GOAL OF THE EXERCISE
All of the data must be written out verbatim, with pictures excluded.
-------------------------
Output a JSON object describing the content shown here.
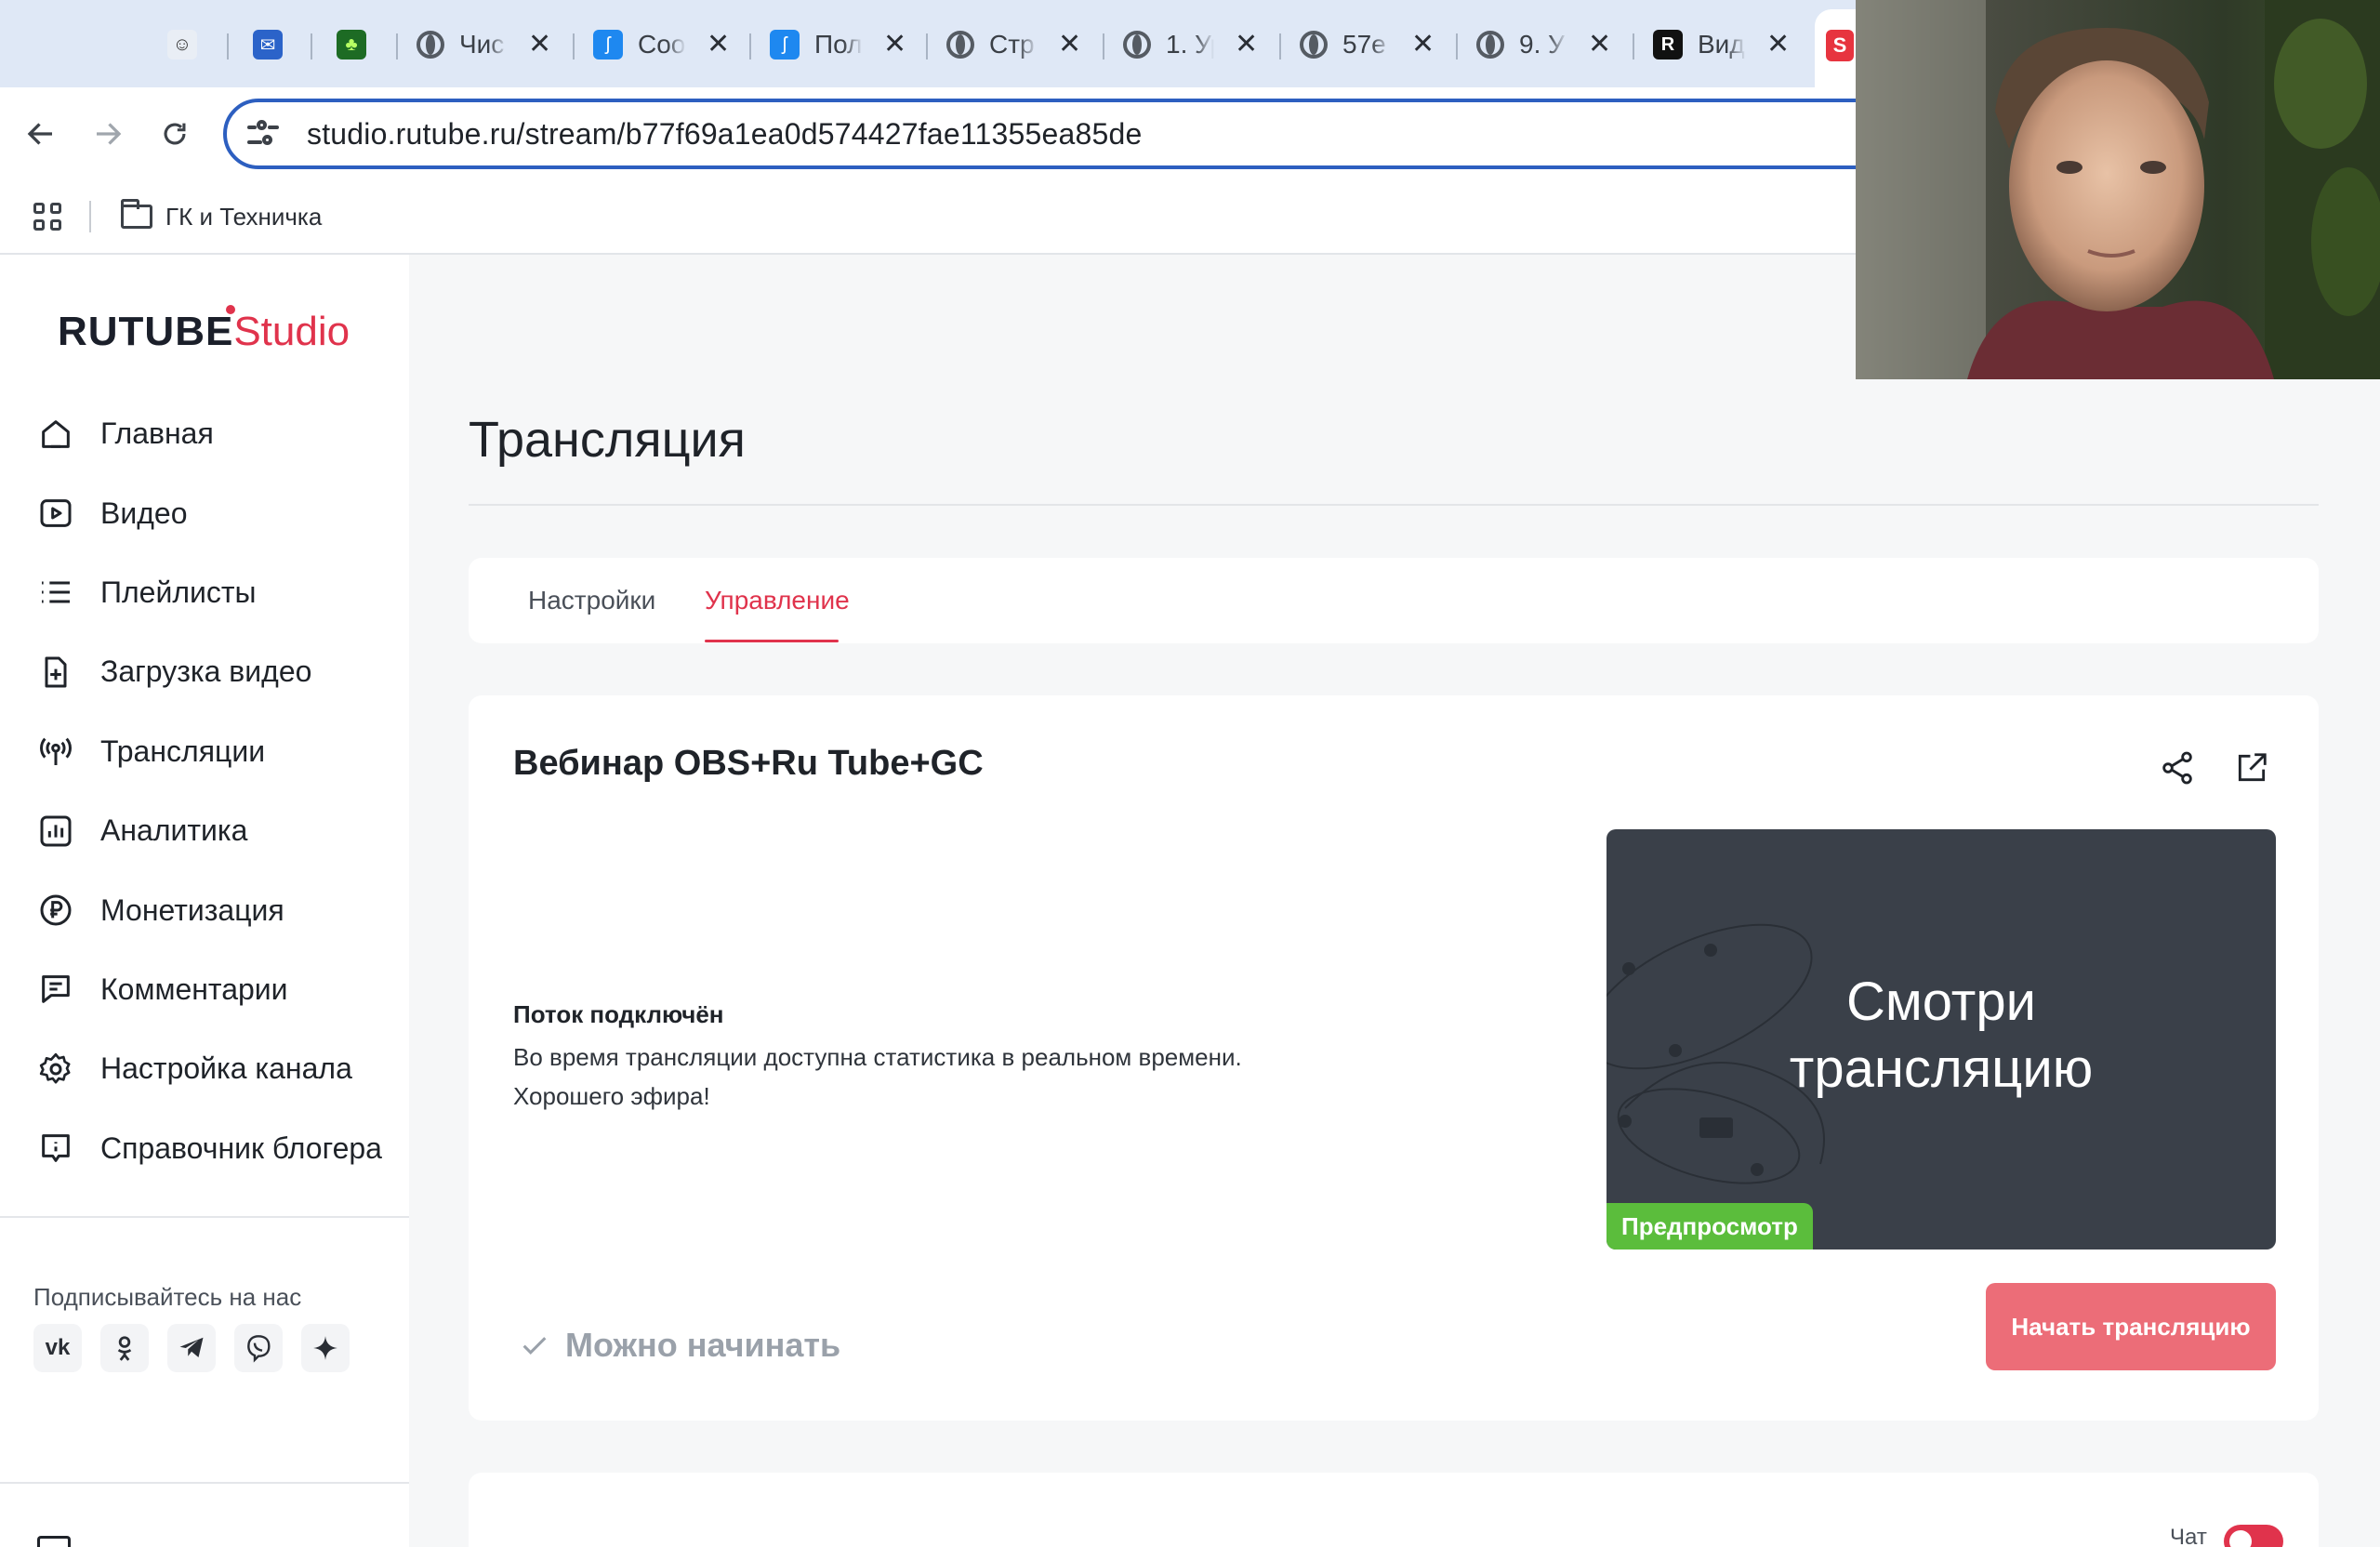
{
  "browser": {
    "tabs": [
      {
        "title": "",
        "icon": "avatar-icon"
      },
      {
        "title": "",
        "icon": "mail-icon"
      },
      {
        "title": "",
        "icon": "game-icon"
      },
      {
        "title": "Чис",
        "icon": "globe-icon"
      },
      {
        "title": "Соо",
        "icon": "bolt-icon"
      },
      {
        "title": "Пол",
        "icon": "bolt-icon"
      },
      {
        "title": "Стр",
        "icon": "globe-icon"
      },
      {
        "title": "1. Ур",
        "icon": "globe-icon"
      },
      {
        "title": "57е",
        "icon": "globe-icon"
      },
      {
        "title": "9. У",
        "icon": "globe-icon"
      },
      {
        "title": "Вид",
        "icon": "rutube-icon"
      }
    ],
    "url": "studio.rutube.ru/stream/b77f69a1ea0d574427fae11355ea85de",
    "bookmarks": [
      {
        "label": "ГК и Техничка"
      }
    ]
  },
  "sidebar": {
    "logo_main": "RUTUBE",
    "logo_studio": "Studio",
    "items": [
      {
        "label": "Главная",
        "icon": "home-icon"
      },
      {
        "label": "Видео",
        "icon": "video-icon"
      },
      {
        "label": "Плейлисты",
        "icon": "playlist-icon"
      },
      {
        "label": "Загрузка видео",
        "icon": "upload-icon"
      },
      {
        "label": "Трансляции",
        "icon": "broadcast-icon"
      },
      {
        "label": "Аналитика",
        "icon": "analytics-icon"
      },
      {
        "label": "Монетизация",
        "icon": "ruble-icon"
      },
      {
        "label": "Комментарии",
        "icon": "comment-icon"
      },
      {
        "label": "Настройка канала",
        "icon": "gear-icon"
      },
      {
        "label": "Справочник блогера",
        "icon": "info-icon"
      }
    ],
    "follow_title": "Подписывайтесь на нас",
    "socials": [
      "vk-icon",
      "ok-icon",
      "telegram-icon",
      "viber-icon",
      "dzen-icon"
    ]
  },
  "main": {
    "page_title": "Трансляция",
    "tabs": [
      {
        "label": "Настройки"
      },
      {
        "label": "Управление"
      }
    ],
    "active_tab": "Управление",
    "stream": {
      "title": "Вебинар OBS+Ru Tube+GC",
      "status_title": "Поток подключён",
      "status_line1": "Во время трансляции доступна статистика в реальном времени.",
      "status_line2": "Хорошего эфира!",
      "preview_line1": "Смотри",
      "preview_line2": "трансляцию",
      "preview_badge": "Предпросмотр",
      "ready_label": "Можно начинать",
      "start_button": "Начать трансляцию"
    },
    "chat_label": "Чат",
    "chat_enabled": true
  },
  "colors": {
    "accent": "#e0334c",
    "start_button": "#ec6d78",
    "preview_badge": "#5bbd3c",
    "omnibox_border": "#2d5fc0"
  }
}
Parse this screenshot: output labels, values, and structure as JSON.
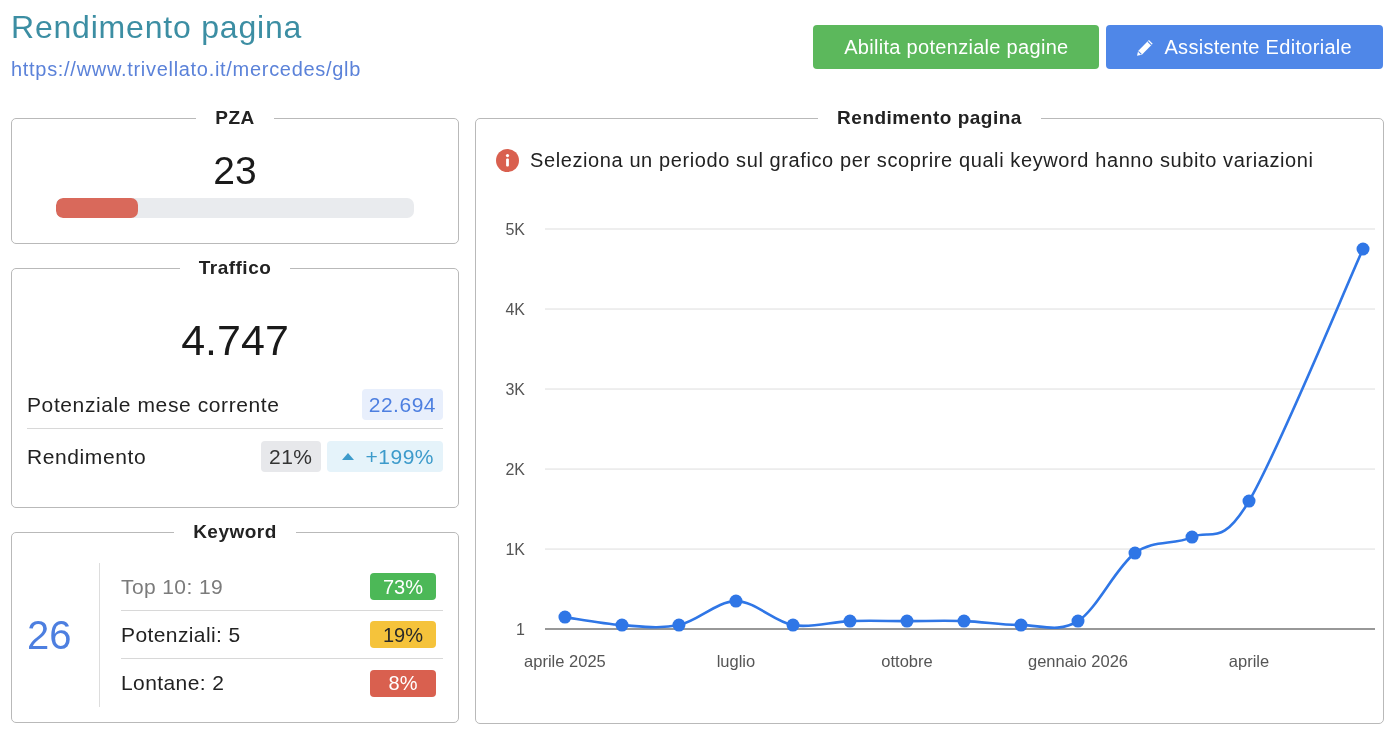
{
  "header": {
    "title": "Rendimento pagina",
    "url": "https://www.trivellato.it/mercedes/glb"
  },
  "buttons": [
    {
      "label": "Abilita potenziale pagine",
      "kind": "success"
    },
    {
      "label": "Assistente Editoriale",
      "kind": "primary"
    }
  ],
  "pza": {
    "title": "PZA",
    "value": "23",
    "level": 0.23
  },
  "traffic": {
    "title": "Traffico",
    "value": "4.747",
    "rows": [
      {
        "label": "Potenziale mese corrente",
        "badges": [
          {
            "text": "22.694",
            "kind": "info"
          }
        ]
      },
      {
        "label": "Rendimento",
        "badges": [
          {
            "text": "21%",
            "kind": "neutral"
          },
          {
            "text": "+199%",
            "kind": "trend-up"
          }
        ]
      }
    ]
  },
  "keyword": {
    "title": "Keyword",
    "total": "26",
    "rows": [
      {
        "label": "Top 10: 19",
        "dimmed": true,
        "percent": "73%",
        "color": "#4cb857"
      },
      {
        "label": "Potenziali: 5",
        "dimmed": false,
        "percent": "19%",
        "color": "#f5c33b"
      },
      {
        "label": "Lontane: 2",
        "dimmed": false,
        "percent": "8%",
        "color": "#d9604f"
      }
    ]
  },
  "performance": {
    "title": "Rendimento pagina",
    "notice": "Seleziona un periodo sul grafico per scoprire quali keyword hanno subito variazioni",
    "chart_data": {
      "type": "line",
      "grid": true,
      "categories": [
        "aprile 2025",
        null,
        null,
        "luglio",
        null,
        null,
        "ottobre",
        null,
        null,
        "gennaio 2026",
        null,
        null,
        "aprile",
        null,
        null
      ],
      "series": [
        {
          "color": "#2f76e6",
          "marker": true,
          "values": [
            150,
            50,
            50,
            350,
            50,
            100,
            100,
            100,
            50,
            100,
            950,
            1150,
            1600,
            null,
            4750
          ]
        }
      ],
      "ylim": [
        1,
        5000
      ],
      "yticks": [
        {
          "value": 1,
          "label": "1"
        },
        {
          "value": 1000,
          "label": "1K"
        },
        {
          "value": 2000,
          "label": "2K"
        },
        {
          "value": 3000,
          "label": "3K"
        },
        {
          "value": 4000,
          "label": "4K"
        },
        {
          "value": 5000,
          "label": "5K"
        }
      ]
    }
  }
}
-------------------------
SOLUTION TO THIS PROBLEM
Output a JSON object describing the content shown here.
{
  "browser": {
    "tabs": [
      {
        "title": "",
        "icon": "avatar-icon"
      },
      {
        "title": "",
        "icon": "mail-icon"
      },
      {
        "title": "",
        "icon": "game-icon"
      },
      {
        "title": "Чис",
        "icon": "globe-icon"
      },
      {
        "title": "Соо",
        "icon": "bolt-icon"
      },
      {
        "title": "Пол",
        "icon": "bolt-icon"
      },
      {
        "title": "Стр",
        "icon": "globe-icon"
      },
      {
        "title": "1. Ур",
        "icon": "globe-icon"
      },
      {
        "title": "57е",
        "icon": "globe-icon"
      },
      {
        "title": "9. У",
        "icon": "globe-icon"
      },
      {
        "title": "Вид",
        "icon": "rutube-icon"
      }
    ],
    "url": "studio.rutube.ru/stream/b77f69a1ea0d574427fae11355ea85de",
    "bookmarks": [
      {
        "label": "ГК и Техничка"
      }
    ]
  },
  "sidebar": {
    "logo_main": "RUTUBE",
    "logo_studio": "Studio",
    "items": [
      {
        "label": "Главная",
        "icon": "home-icon"
      },
      {
        "label": "Видео",
        "icon": "video-icon"
      },
      {
        "label": "Плейлисты",
        "icon": "playlist-icon"
      },
      {
        "label": "Загрузка видео",
        "icon": "upload-icon"
      },
      {
        "label": "Трансляции",
        "icon": "broadcast-icon"
      },
      {
        "label": "Аналитика",
        "icon": "analytics-icon"
      },
      {
        "label": "Монетизация",
        "icon": "ruble-icon"
      },
      {
        "label": "Комментарии",
        "icon": "comment-icon"
      },
      {
        "label": "Настройка канала",
        "icon": "gear-icon"
      },
      {
        "label": "Справочник блогера",
        "icon": "info-icon"
      }
    ],
    "follow_title": "Подписывайтесь на нас",
    "socials": [
      "vk-icon",
      "ok-icon",
      "telegram-icon",
      "viber-icon",
      "dzen-icon"
    ]
  },
  "main": {
    "page_title": "Трансляция",
    "tabs": [
      {
        "label": "Настройки"
      },
      {
        "label": "Управление"
      }
    ],
    "active_tab": "Управление",
    "stream": {
      "title": "Вебинар OBS+Ru Tube+GC",
      "status_title": "Поток подключён",
      "status_line1": "Во время трансляции доступна статистика в реальном времени.",
      "status_line2": "Хорошего эфира!",
      "preview_line1": "Смотри",
      "preview_line2": "трансляцию",
      "preview_badge": "Предпросмотр",
      "ready_label": "Можно начинать",
      "start_button": "Начать трансляцию"
    },
    "chat_label": "Чат",
    "chat_enabled": true
  },
  "colors": {
    "accent": "#e0334c",
    "start_button": "#ec6d78",
    "preview_badge": "#5bbd3c",
    "omnibox_border": "#2d5fc0"
  }
}
Parse this screenshot: output labels, values, and structure as JSON.
{
  "header": {
    "title": "Rendimento pagina",
    "url": "https://www.trivellato.it/mercedes/glb"
  },
  "buttons": [
    {
      "label": "Abilita potenziale pagine",
      "kind": "success"
    },
    {
      "label": "Assistente Editoriale",
      "kind": "primary"
    }
  ],
  "pza": {
    "title": "PZA",
    "value": "23",
    "level": 0.23
  },
  "traffic": {
    "title": "Traffico",
    "value": "4.747",
    "rows": [
      {
        "label": "Potenziale mese corrente",
        "badges": [
          {
            "text": "22.694",
            "kind": "info"
          }
        ]
      },
      {
        "label": "Rendimento",
        "badges": [
          {
            "text": "21%",
            "kind": "neutral"
          },
          {
            "text": "+199%",
            "kind": "trend-up"
          }
        ]
      }
    ]
  },
  "keyword": {
    "title": "Keyword",
    "total": "26",
    "rows": [
      {
        "label": "Top 10: 19",
        "dimmed": true,
        "percent": "73%",
        "color": "#4cb857"
      },
      {
        "label": "Potenziali: 5",
        "dimmed": false,
        "percent": "19%",
        "color": "#f5c33b"
      },
      {
        "label": "Lontane: 2",
        "dimmed": false,
        "percent": "8%",
        "color": "#d9604f"
      }
    ]
  },
  "performance": {
    "title": "Rendimento pagina",
    "notice": "Seleziona un periodo sul grafico per scoprire quali keyword hanno subito variazioni",
    "chart_data": {
      "type": "line",
      "grid": true,
      "categories": [
        "aprile 2025",
        null,
        null,
        "luglio",
        null,
        null,
        "ottobre",
        null,
        null,
        "gennaio 2026",
        null,
        null,
        "aprile",
        null,
        null
      ],
      "series": [
        {
          "color": "#2f76e6",
          "marker": true,
          "values": [
            150,
            50,
            50,
            350,
            50,
            100,
            100,
            100,
            50,
            100,
            950,
            1150,
            1600,
            null,
            4750
          ]
        }
      ],
      "ylim": [
        1,
        5000
      ],
      "yticks": [
        {
          "value": 1,
          "label": "1"
        },
        {
          "value": 1000,
          "label": "1K"
        },
        {
          "value": 2000,
          "label": "2K"
        },
        {
          "value": 3000,
          "label": "3K"
        },
        {
          "value": 4000,
          "label": "4K"
        },
        {
          "value": 5000,
          "label": "5K"
        }
      ]
    }
  }
}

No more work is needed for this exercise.